*What is required*. Repeat every record below exactly, but leave out any pictures.

────────────────

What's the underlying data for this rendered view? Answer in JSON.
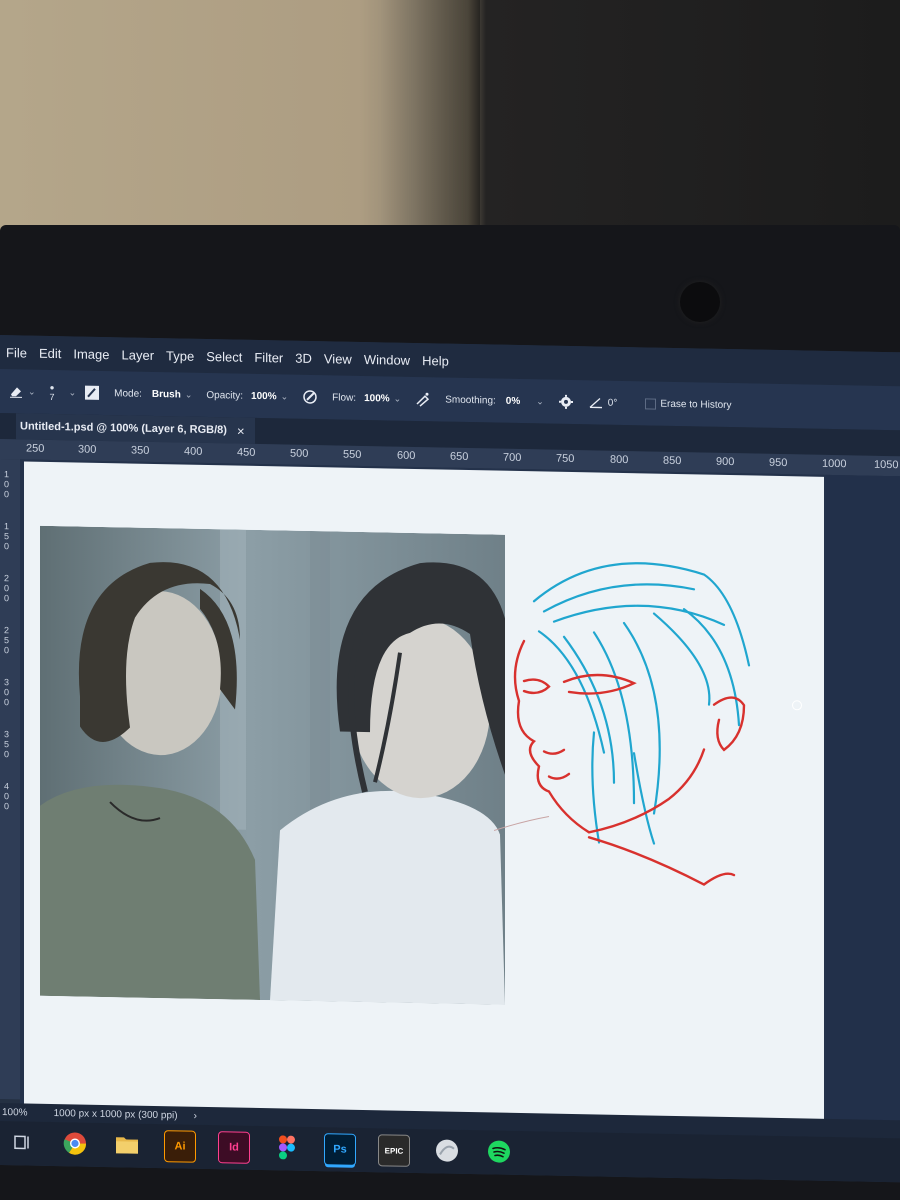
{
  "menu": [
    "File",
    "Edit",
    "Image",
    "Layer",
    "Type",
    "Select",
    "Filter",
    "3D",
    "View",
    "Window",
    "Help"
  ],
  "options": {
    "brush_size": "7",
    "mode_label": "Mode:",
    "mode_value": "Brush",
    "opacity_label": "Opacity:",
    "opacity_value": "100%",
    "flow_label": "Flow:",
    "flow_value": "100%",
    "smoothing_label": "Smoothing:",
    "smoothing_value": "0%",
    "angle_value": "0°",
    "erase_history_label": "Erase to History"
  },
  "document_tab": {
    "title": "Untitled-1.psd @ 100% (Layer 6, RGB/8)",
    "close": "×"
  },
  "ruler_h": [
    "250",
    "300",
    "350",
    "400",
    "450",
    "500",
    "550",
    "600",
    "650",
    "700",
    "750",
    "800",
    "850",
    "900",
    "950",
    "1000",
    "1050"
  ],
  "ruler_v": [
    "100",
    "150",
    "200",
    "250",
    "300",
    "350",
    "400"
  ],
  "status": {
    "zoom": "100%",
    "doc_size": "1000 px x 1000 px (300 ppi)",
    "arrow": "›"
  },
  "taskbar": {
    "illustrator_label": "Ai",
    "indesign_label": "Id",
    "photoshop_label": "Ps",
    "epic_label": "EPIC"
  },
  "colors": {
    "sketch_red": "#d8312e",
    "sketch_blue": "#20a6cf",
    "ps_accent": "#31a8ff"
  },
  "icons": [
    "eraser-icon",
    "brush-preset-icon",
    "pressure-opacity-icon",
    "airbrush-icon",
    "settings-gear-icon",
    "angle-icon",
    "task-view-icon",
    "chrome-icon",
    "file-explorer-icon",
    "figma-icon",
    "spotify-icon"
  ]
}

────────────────

*Completed task*.
What's the underlying data for this rendered view? Answer in JSON.
{
  "menu": [
    "File",
    "Edit",
    "Image",
    "Layer",
    "Type",
    "Select",
    "Filter",
    "3D",
    "View",
    "Window",
    "Help"
  ],
  "options": {
    "brush_size": "7",
    "mode_label": "Mode:",
    "mode_value": "Brush",
    "opacity_label": "Opacity:",
    "opacity_value": "100%",
    "flow_label": "Flow:",
    "flow_value": "100%",
    "smoothing_label": "Smoothing:",
    "smoothing_value": "0%",
    "angle_value": "0°",
    "erase_history_label": "Erase to History"
  },
  "document_tab": {
    "title": "Untitled-1.psd @ 100% (Layer 6, RGB/8)",
    "close": "×"
  },
  "ruler_h": [
    "250",
    "300",
    "350",
    "400",
    "450",
    "500",
    "550",
    "600",
    "650",
    "700",
    "750",
    "800",
    "850",
    "900",
    "950",
    "1000",
    "1050"
  ],
  "ruler_v": [
    "100",
    "150",
    "200",
    "250",
    "300",
    "350",
    "400"
  ],
  "status": {
    "zoom": "100%",
    "doc_size": "1000 px x 1000 px (300 ppi)",
    "arrow": "›"
  },
  "taskbar": {
    "illustrator_label": "Ai",
    "indesign_label": "Id",
    "photoshop_label": "Ps",
    "epic_label": "EPIC"
  },
  "colors": {
    "sketch_red": "#d8312e",
    "sketch_blue": "#20a6cf",
    "ps_accent": "#31a8ff"
  },
  "icons": [
    "eraser-icon",
    "brush-preset-icon",
    "pressure-opacity-icon",
    "airbrush-icon",
    "settings-gear-icon",
    "angle-icon",
    "task-view-icon",
    "chrome-icon",
    "file-explorer-icon",
    "figma-icon",
    "spotify-icon"
  ]
}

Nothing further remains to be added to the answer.